Ice climbing is becoming increasingly popular and practice areas get hacked out even worse than in North AmericaMost of our Chinese students had been to an ice climbing course taught by Chinese instructors. There isn't a system for guide certification in China and from what we saw, the capabilities of the Chinese instructors varied considerably.
We did Q&A during our clinic lunch breaks and we would get questions like, "My teacher said I should kick my crampon into the ice four times before I stand up on my boot. Is this true?", or "My teacher says that when I'm leading I should place an ice screw every 3 meters. Is this true?" These kinds of questions, coupled with other discussions we had with our Chinese friends about family and lifestyle, revealed an interesting observation. Compared to us, they seemed more apt to be told and then comply with specific instructions from people in positions of authority. Our response to these kinds of questions was usually an explanation of how to make an assessment of the situation and then use our judgment to determine a course of action. It seemed like a different concept to them which made the cultural differences on this subject seem vast and complicated.

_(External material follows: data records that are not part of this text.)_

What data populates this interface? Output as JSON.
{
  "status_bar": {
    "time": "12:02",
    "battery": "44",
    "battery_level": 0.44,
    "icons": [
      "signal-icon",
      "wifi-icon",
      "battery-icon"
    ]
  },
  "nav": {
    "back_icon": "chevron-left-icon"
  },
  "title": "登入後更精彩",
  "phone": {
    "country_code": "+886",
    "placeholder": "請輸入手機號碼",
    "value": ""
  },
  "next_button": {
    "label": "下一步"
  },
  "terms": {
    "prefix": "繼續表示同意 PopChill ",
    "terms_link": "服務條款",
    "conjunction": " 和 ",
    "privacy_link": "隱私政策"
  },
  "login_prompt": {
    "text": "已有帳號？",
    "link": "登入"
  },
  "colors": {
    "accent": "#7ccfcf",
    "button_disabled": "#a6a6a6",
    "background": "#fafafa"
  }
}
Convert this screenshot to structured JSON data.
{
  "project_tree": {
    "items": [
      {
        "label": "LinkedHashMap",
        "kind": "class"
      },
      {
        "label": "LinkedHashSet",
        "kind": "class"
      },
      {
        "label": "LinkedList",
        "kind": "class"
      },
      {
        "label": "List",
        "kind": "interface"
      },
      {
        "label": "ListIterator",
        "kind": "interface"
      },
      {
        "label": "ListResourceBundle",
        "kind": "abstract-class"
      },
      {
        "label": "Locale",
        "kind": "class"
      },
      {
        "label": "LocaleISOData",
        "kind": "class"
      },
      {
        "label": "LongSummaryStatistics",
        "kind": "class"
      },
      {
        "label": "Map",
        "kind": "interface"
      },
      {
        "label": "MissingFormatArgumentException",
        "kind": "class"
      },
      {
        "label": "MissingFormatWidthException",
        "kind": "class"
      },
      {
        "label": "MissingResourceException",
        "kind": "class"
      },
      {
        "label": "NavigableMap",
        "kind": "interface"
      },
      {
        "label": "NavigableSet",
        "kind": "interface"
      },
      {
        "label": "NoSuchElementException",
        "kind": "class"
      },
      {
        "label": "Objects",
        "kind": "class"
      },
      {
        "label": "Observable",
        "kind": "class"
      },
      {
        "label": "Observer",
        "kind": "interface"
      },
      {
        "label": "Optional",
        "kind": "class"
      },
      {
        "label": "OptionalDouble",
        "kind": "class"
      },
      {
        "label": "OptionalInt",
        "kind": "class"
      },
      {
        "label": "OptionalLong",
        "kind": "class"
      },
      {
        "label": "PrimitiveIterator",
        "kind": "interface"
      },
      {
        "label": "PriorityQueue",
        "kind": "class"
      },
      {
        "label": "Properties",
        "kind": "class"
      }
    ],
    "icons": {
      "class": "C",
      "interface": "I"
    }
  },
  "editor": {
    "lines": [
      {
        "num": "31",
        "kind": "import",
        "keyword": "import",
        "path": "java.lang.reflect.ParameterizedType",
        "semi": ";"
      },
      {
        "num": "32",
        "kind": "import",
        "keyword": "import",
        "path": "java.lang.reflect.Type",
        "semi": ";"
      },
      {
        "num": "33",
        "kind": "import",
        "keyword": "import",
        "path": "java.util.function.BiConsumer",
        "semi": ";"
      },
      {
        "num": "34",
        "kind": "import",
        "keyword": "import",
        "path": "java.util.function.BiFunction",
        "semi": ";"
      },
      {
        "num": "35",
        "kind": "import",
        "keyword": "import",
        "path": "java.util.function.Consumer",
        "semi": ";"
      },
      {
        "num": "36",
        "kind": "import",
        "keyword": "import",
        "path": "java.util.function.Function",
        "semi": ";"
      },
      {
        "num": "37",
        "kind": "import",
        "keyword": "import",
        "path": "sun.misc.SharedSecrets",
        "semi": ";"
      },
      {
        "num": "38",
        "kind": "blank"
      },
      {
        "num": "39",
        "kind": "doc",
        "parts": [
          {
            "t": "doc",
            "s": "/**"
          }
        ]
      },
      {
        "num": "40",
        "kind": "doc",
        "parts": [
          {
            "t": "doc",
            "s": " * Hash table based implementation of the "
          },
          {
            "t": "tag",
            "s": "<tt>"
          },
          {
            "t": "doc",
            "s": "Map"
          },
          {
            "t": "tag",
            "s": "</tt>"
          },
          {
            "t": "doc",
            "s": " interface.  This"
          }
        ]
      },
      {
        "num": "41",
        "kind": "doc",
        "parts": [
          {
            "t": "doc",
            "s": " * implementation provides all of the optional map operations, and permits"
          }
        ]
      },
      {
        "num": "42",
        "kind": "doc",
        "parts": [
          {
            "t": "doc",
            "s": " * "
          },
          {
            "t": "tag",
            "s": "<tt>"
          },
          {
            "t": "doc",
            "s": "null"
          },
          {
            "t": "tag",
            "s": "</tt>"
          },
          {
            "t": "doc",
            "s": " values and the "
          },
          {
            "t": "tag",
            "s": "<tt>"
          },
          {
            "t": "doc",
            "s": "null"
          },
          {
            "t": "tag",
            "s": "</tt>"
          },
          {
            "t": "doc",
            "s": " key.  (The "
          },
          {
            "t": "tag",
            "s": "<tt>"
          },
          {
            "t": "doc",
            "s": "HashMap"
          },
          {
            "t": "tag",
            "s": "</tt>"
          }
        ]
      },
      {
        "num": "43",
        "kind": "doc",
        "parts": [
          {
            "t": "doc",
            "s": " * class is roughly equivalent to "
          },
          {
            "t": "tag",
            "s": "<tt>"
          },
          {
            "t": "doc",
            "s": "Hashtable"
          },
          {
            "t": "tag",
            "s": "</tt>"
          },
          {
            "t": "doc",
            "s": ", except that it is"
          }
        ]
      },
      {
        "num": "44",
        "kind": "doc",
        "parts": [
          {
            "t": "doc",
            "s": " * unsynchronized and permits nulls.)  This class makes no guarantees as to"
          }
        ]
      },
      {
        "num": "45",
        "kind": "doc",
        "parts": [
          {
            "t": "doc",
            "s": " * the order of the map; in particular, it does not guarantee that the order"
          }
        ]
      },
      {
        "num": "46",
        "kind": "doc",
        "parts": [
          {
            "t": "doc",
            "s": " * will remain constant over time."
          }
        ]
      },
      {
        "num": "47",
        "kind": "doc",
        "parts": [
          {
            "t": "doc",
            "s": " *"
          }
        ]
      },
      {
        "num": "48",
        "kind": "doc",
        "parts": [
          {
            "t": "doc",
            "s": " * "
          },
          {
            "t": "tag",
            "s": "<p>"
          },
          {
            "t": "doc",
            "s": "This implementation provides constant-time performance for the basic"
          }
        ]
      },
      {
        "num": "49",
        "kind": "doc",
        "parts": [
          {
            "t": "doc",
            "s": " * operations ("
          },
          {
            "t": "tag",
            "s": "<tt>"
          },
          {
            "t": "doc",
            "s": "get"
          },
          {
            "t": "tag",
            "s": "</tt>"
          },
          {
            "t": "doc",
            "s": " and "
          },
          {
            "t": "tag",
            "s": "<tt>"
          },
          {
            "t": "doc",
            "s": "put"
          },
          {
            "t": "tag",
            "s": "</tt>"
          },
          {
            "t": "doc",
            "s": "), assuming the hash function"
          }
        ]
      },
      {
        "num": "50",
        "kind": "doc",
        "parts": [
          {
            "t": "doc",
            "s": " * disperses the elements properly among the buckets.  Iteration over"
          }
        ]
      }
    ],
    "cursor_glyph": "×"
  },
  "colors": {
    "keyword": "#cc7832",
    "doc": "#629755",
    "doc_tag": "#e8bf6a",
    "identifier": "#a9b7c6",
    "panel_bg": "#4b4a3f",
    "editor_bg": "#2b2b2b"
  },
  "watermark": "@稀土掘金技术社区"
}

Jens and Daliu trying to explain difficult things like technique, etiquette, and judgment
After three days of clinics we started to go out on our own, or with just a few of the better Chinese ice climbers in our group. The temperatures during the day had been above freezing, but because we were at about 12, 000 feet it was cold at night. This meant that ice climbs getting a lot of sun were baked, and freestanding ice columns seemed too fragile to climb on. But it was fine to climb larger ice flows on the shady side of the valley.
Heading for a nice looking pillarUnfortunately, with the warm temperatures, even some of the ice on the shady side was running with lots of water!
Jens soaked after leading a very wet pitch
Most of the Chinese climbers are doing easier routes so if we got on anything harder than WI4+ or so, the ice was not hacked out and in better shape than most late season climbs in North America.
Two of the nicer climbs we did
This pitch didn't have pick holes from previous ascents
My friend Amanda, who hosted me and some other friends for the Kendall Mountain Film festival 18 months earlier, came up to Shuangqiaogou for a visit, Jens and I took her ice climbing.
Amanda is up for anything that looks funAmanda took us for lunch at a Tibetan restaurant far up in the Shuangqiaogou valley that made delicious fresh baked bread.
Amanda with the restaurant matriarch
Given that ice conditions were not that great, Alik, Steven, and I spent a couple of days walking up the Changping Valley, which is the next valley east of the Shuangqiaogou. We wanted to look for ice climbs to do in the future and for potential summertime alpine climbs. To some degree we had all succumbed to a bad cold and Jens and Raf were not feeling well and had stayed behind in the Shuangqiaogou Valley to recover.
Hiking the first several miles in the Changping Valley was on a boardwalk with interesting signs.
"The stone is unmerciful and please remember never to climb!"
The summit of Mt Siguniang (6250m) is in the clouds. The skyline ridge on the left was climbed by Dylan Johnson and Chad Kellogg in 2008
Alik crossing a bridge in the Changping Valley
Yak after a snowstorm
There is a 14, 000 foot pass between Siguniang Park and Chengdu and the snowstorm that hit when we were trekking in the Changping Valley also dumped a lot of snow on this pass. They don't plow this road so everyone must fend for themselves. On our drive back I was pretty surprised to see the kinds of buses, trucks, and small cars that head up over this pass that can be pretty dangerous in the winter.
Jack-knifed truck blocking the pass and a tour bus can't get past
We had a great time with our Chinese Hosts and we are looking forward to their trip to Canmore Alberta in the winter of 2017!